*Exercise inputs:*
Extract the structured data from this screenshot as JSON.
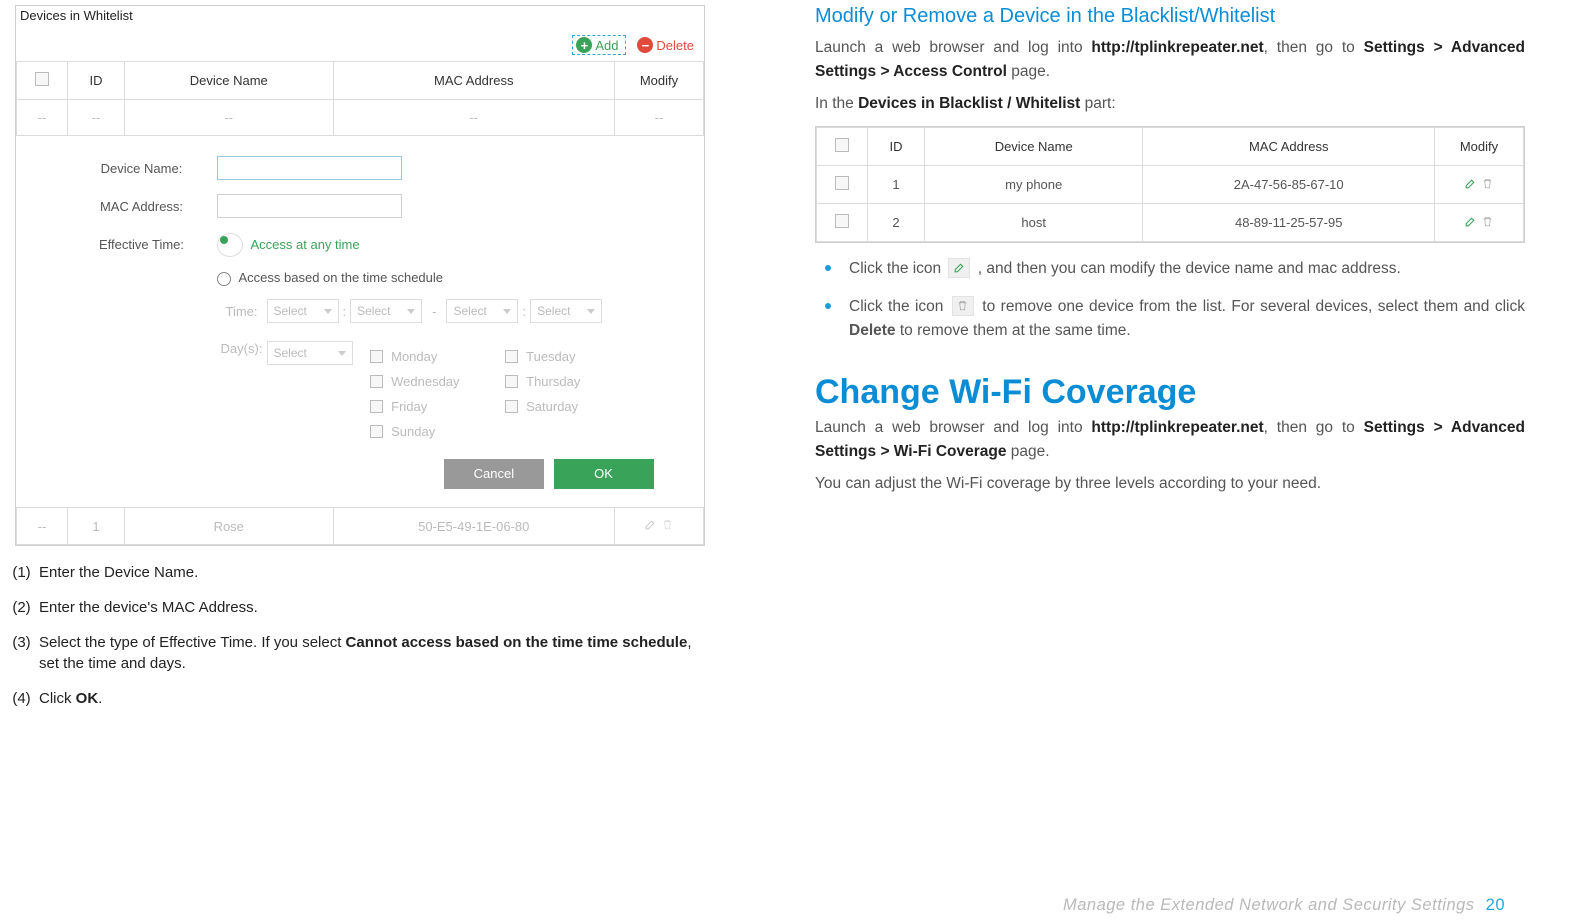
{
  "left_panel": {
    "title": "Devices in Whitelist",
    "add_label": "Add",
    "del_label": "Delete",
    "cols": {
      "id": "ID",
      "name": "Device Name",
      "mac": "MAC Address",
      "modify": "Modify"
    },
    "placeholder_dash": "--",
    "form": {
      "device_name_label": "Device Name:",
      "mac_label": "MAC Address:",
      "eff_label": "Effective Time:",
      "opt1": "Access at any time",
      "opt2": "Access based on the time schedule",
      "time_label": "Time:",
      "select_ph": "Select",
      "days_label": "Day(s):",
      "days": [
        "Monday",
        "Tuesday",
        "Wednesday",
        "Thursday",
        "Friday",
        "Saturday",
        "Sunday"
      ],
      "cancel": "Cancel",
      "ok": "OK"
    },
    "footrow": {
      "id": "1",
      "name": "Rose",
      "mac": "50-E5-49-1E-06-80"
    }
  },
  "left_steps": {
    "s1": "Enter the Device Name.",
    "s2": "Enter the device's MAC Address.",
    "s3_a": "Select the type of Effective Time. If you select ",
    "s3_b": "Cannot access based on the time time schedule",
    "s3_c": ", set the time and days.",
    "s4_a": "Click ",
    "s4_b": "OK",
    "s4_c": "."
  },
  "right": {
    "h2": "Modify or Remove a Device in the Blacklist/Whitelist",
    "p1_a": "Launch a web browser and log into ",
    "p1_b": "http://tplinkrepeater.net",
    "p1_c": ", then go to ",
    "p1_d": "Settings > Advanced Settings > Access Control",
    "p1_e": " page.",
    "p2_a": "In the ",
    "p2_b": "Devices in Blacklist / Whitelist",
    "p2_c": " part:",
    "table": {
      "cols": {
        "id": "ID",
        "name": "Device Name",
        "mac": "MAC Address",
        "modify": "Modify"
      },
      "rows": [
        {
          "id": "1",
          "name": "my phone",
          "mac": "2A-47-56-85-67-10"
        },
        {
          "id": "2",
          "name": "host",
          "mac": "48-89-11-25-57-95"
        }
      ]
    },
    "bul1_a": "Click the icon ",
    "bul1_b": ", and then you can modify the device name and mac address.",
    "bul2_a": "Click the icon ",
    "bul2_b": " to remove one device from the list. For several devices, select them and click ",
    "bul2_c": "Delete",
    "bul2_d": " to remove them at the same time.",
    "h1": "Change Wi-Fi Coverage",
    "p3_a": "Launch a web browser and log into ",
    "p3_b": "http://tplinkrepeater.net",
    "p3_c": ", then go to ",
    "p3_d": "Settings > Advanced Settings > Wi-Fi Coverage",
    "p3_e": " page.",
    "p4": "You can adjust the Wi-Fi coverage by three levels according to your need."
  },
  "footer": {
    "text": "Manage the Extended Network and Security Settings",
    "page": "20"
  }
}
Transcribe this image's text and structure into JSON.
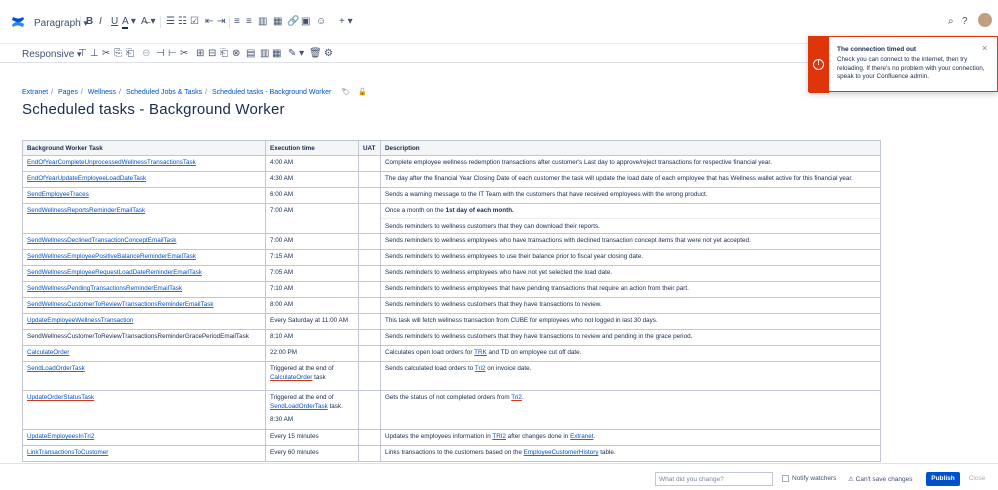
{
  "toolbar": {
    "style_select": "Paragraph",
    "alignment_select": "Responsive"
  },
  "breadcrumb": [
    "Extranet",
    "Pages",
    "Wellness",
    "Scheduled Jobs & Tasks",
    "Scheduled tasks - Background Worker"
  ],
  "page_title": "Scheduled tasks - Background Worker",
  "toast": {
    "title": "The connection timed out",
    "message": "Check you can connect to the internet, then try reloading. If there's no problem with your connection, speak to your Confluence admin."
  },
  "table": {
    "headers": [
      "Background Worker Task",
      "Execution time",
      "UAT",
      "Description"
    ],
    "rows": [
      {
        "task": "EndOfYearCompleteUnprocessedWellnessTransactionsTask",
        "time": "4:00 AM",
        "desc": "Complete employee wellness redemption transactions after  customer's Last day to approve/reject transactions for respective financial year."
      },
      {
        "task": "EndOfYearUpdateEmployeeLoadDateTask",
        "time": "4:30 AM",
        "desc": "The day after the financial Year Closing Date of each customer the task will update the load date of each employee that has Wellness wallet active for this financial year."
      },
      {
        "task": "SendEmployeeTraces",
        "time": "6:00 AM",
        "desc": "Sends a warning message to the IT Team with the customers that have received employees with the wrong product."
      },
      {
        "task": "SendWellnessReportsReminderEmailTask",
        "time": "7:00 AM",
        "desc": "Once a month on the 1st day of each month.",
        "desc2": "Sends reminders to wellness customers that they can download their reports."
      },
      {
        "task": "SendWellnessDeclinedTransactionConceptEmailTask",
        "time": "7:00 AM",
        "desc": "Sends reminders to wellness employees who have transactions with declined transaction concept items that were not yet accepted."
      },
      {
        "task": "SendWellnessEmployeePositiveBalanceReminderEmailTask",
        "time": "7:15 AM",
        "desc": "Sends reminders to wellness employees to use their balance prior to fiscal year closing date."
      },
      {
        "task": "SendWellnessEmployeeRequestLoadDateReminderEmailTask",
        "time": "7:05 AM",
        "desc": "Sends reminders to wellness employees who have not yet selected the load date."
      },
      {
        "task": "SendWellnessPendingTransactionsReminderEmailTask",
        "time": "7:10 AM",
        "desc": "Sends reminders to wellness employees that have pending transactions that require an action from their part."
      },
      {
        "task": "SendWellnessCustomerToReviewTransactionsReminderEmailTask",
        "time": "8:00 AM",
        "desc": "Sends reminders to wellness customers that they have transactions to review."
      },
      {
        "task": "UpdateEmployeeWellnessTransaction",
        "time": "Every Saturday at 11:00 AM",
        "desc": "This task will fetch  wellness transaction from CUBE for employees who not logged in last 30 days."
      },
      {
        "task": "SendWellnessCustomerToReviewTransactionsReminderGracePeriodEmailTask",
        "time": "8:10 AM",
        "desc": "Sends reminders to wellness customers that they have transactions to review and pending in the grace period."
      },
      {
        "task": "CalculateOrder",
        "time": "22:00 PM",
        "desc": "Calculates open load orders for TRK and TD on employee cut off date."
      },
      {
        "task": "SendLoadOrderTask",
        "time": "Triggered at the end of CalculateOrder task",
        "desc": "Sends calculated load orders to Tri2 on invoice date."
      },
      {
        "task": "UpdateOrderStatusTask",
        "time": "Triggered at the end of SendLoadOrderTask task.",
        "time2": "8:30 AM",
        "desc": "Gets the status of not completed orders from Tri2."
      },
      {
        "task": "UpdateEmployeesInTri2",
        "time": "Every 15 minutes",
        "desc": "Updates the employees information in TRI2 after changes done in Extranet."
      },
      {
        "task": "LinkTransactionsToCustomer",
        "time": "Every 60 minutes",
        "desc": "Links transactions to the customers based on the EmployeeCustomerHistory table."
      }
    ]
  },
  "footer": {
    "comment_placeholder": "What did you change?",
    "notify_watchers": "Notify watchers",
    "cant_save": "Can't save changes",
    "publish": "Publish",
    "close": "Close"
  }
}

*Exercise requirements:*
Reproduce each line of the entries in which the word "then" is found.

*Task result:*
    "p1_c": ", then go to ",
    "bul1_b": ", and then you can modify the device name and mac address.",
    "p3_c": ", then go to ",
    "message": "Check you can connect to the internet, then try reloading. If there's no problem with your connection, speak to your Confluence admin."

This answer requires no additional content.